Why choose bats? The alarming rates at which bat numbers are declining, coupled with the great diversity of at species (well over 1000 species identified so far) makes bats excellent candidates for a study of this sort6. Furthermore, bats provide a number of services to the UK; they distribute of nutrients, they are key for managing nocturnal insects and are excellent bioindicators of an ecosystem’s health7.
In parallel to this work, we will be testing the samples for diseases such as white nose syndrome (Geomyces destructans) and rabies (lyssaviruses). These diseases pose a significant threat to bats- white nose syndrome alone is thought to have caused the death of around 5.5 million bats in the USA and Canada. Whilst these diseases have not yet been found to be a problem in the UK, they are thought to be present8,9. Passive surveillance is vital to supporting the management of these diseases and identification of areas of risk.
1. Clare, E.L., Fraser, E.E., Braid, H.E., Fenton, M.B. & Hebert, P.D.N. Species on the menu of a generalist predator, the eastern red bat (Lasiurus borealis): using a molecular approach to detect arthropod prey. Molecular Ecology 18, 2532-2542 (2009).
2. Razgour, O. et al. High‐throughput sequencing offers insight into mechanisms of resource partitioning in cryptic bat species. Ecology and Evolution (2011).
3. Clare, E.L., Barber, B.R., Sweeney, B.W., Hebert, P.D.N. & Fenton, M.B. Eating local: influences of habitat on the diet of little brown bats (Myotis lucifugus). Molecular Ecology 20, 1772-1780 (2011).

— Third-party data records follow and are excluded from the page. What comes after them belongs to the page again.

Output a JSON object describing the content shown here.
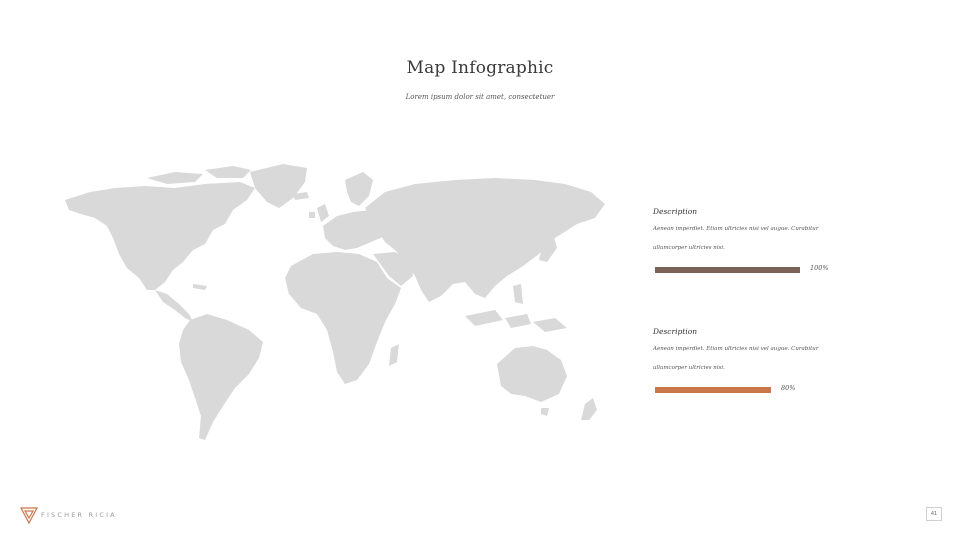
{
  "slide": {
    "title": "Map Infographic",
    "subtitle": "Lorem ipsum dolor sit amet, consectetuer"
  },
  "map": {
    "icon": "world-map",
    "color": "#d9d9d9"
  },
  "items": [
    {
      "heading": "Description",
      "text": "Aenean imperdiet. Etiam ultricies nisi vel augue. Curabitur ullamcorper ultricies nisi.",
      "value": 1.0,
      "percent_label": "100%",
      "color": "#7a6258"
    },
    {
      "heading": "Description",
      "text": "Aenean imperdiet. Etiam ultricies nisi vel augue. Curabitur ullamcorper ultricies nisi.",
      "value": 0.8,
      "percent_label": "80%",
      "color": "#c8764a"
    }
  ],
  "footer": {
    "brand": "FISCHER RICIA",
    "page_number": "41",
    "logo_icon": "triangle-logo",
    "logo_color": "#c8764a"
  }
}
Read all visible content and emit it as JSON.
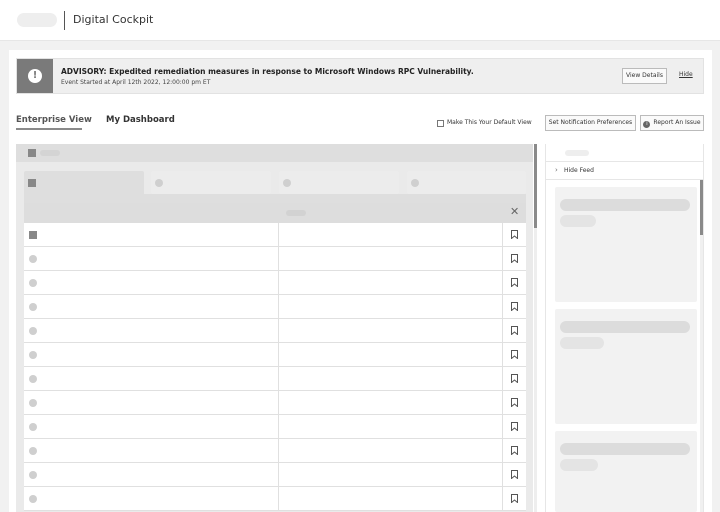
{
  "header": {
    "app_title": "Digital Cockpit"
  },
  "advisory": {
    "title": "ADVISORY: Expedited remediation measures in response to Microsoft Windows RPC Vulnerability.",
    "subtitle": "Event Started at April 12th 2022, 12:00:00 pm ET",
    "view_details_label": "View Details",
    "hide_label": "Hide",
    "icon": "alert-icon",
    "icon_glyph": "!"
  },
  "tabs": [
    {
      "label": "Enterprise View",
      "active": true
    },
    {
      "label": "My Dashboard",
      "active": false
    }
  ],
  "toolbar": {
    "default_view_label": "Make This Your Default View",
    "default_view_checked": false,
    "notification_label": "Set Notification Preferences",
    "report_label": "Report An Issue",
    "report_icon": "info-icon",
    "report_icon_glyph": "i"
  },
  "grid": {
    "close_glyph": "✕",
    "rows": [
      {
        "icon": "square"
      },
      {
        "icon": "circle"
      },
      {
        "icon": "circle"
      },
      {
        "icon": "circle"
      },
      {
        "icon": "circle"
      },
      {
        "icon": "circle"
      },
      {
        "icon": "circle"
      },
      {
        "icon": "circle"
      },
      {
        "icon": "circle"
      },
      {
        "icon": "circle"
      },
      {
        "icon": "circle"
      },
      {
        "icon": "circle"
      }
    ]
  },
  "feed": {
    "toggle_label": "Hide Feed",
    "chevron_glyph": "›"
  },
  "colors": {
    "advisory_icon_bg": "#7a7a7a",
    "placeholder": "#dcdcdc",
    "scroll_thumb": "#8a8a8a"
  }
}
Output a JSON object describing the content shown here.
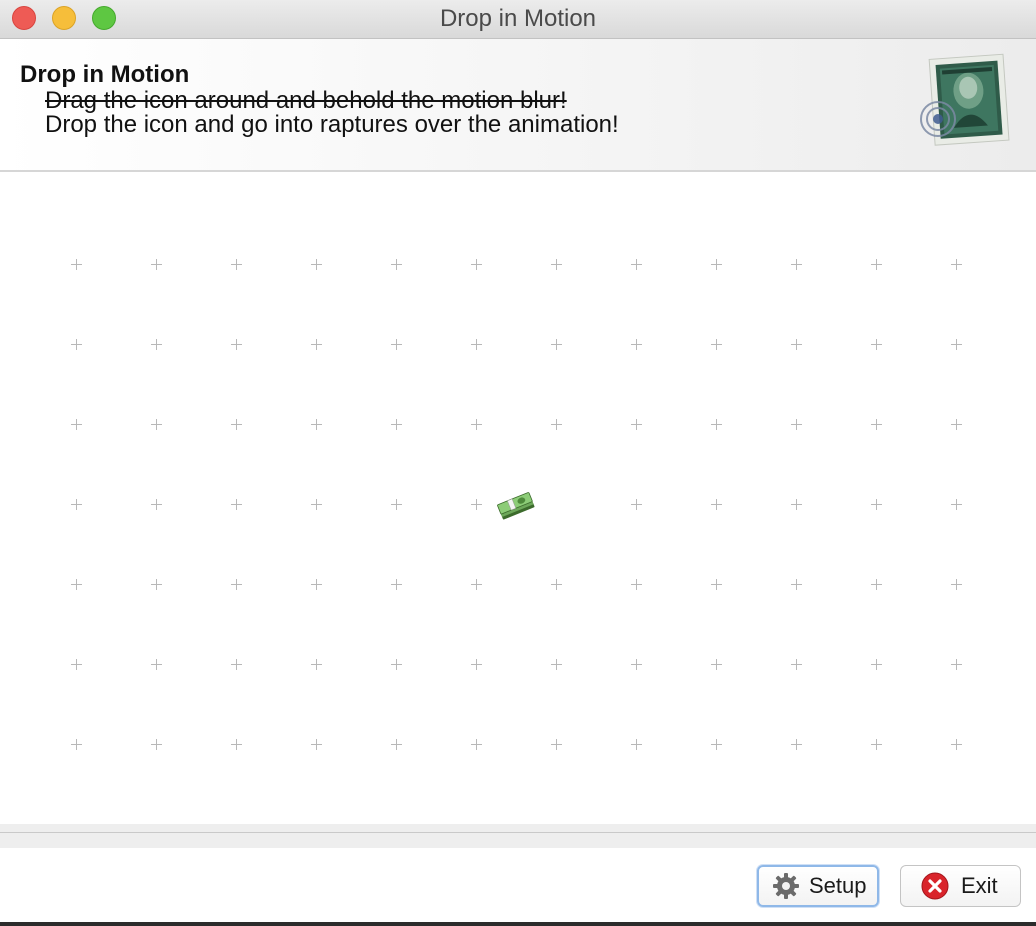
{
  "window": {
    "title": "Drop in Motion"
  },
  "header": {
    "title": "Drop in Motion",
    "line1": "Drag the icon around and behold the motion blur!",
    "line2": "Drop the icon and go into raptures over the animation!",
    "image_icon": "postage-stamp-icon"
  },
  "canvas": {
    "grid_icon": "plus-marker",
    "grid_columns": 12,
    "grid_rows": 7,
    "draggable_icon": "money-stack-icon"
  },
  "footer": {
    "setup_label": "Setup",
    "setup_icon": "gear-icon",
    "exit_label": "Exit",
    "exit_icon": "close-circle-icon"
  },
  "colors": {
    "close": "#ee5b55",
    "minimize": "#f6be3a",
    "maximize": "#5ec742",
    "grid_marker": "#b8b8b8",
    "exit_icon": "#d9242b",
    "focus_ring": "#8fb8e8"
  }
}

4. Zeale, M.R.K., Butlin, R.K., Barker, G.L.A., Lees, D.C. & Jones, G. Taxon‐specific PCR for DNA barcoding arthropod prey in bat faeces. Molecular ecology resources 11, 236-244 (2011). 5. Boyles, J.G. & Storm, J.J. The Perils of Picky Eating: Dietary Breadth Is Related to Extinction Risk in Insectivorous Bats. PLoS ONE 2, e672 (2007).
6. Safi, K. & Kerth, G. A Comparative Analysis of Specialization and Extinction Risk in Temperate‐Zone Bats. Conservation Biology 18, 1293-1303 (2004).
7. Jones, G., Jacobs, D.S., Kunz, T.H., Willig, M.R. & Racey, P.A. Carpe noctem: the importance of bats as bioindicators. Endangered Species Research 8, 93-115 (2009).
8. Johnson, N. et al. Isolation of a European bat lyssavirus type 2 from a Daubenton's bat in the United Kingdom. Veterinary record 152, 383-387 (2003).
9. Wibbelt, G. et al. White-nose syndrome fungus (Geomyces destructans) in bats, Europe. Emerging Infectious Diseases 16, 1237 (2010).
Robin G. Allaby